[RECORD SET — start]

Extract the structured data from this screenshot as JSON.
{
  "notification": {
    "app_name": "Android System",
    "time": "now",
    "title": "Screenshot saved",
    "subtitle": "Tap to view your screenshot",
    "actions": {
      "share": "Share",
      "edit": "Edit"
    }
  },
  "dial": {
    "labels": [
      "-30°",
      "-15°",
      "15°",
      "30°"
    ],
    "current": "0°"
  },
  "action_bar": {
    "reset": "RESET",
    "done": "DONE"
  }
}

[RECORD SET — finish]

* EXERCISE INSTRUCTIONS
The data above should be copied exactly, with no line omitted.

* FINAL ANSWER
Extract the structured data from this screenshot as JSON.
{
  "notification": {
    "app_name": "Android System",
    "time": "now",
    "title": "Screenshot saved",
    "subtitle": "Tap to view your screenshot",
    "actions": {
      "share": "Share",
      "edit": "Edit"
    }
  },
  "dial": {
    "labels": [
      "-30°",
      "-15°",
      "15°",
      "30°"
    ],
    "current": "0°"
  },
  "action_bar": {
    "reset": "RESET",
    "done": "DONE"
  }
}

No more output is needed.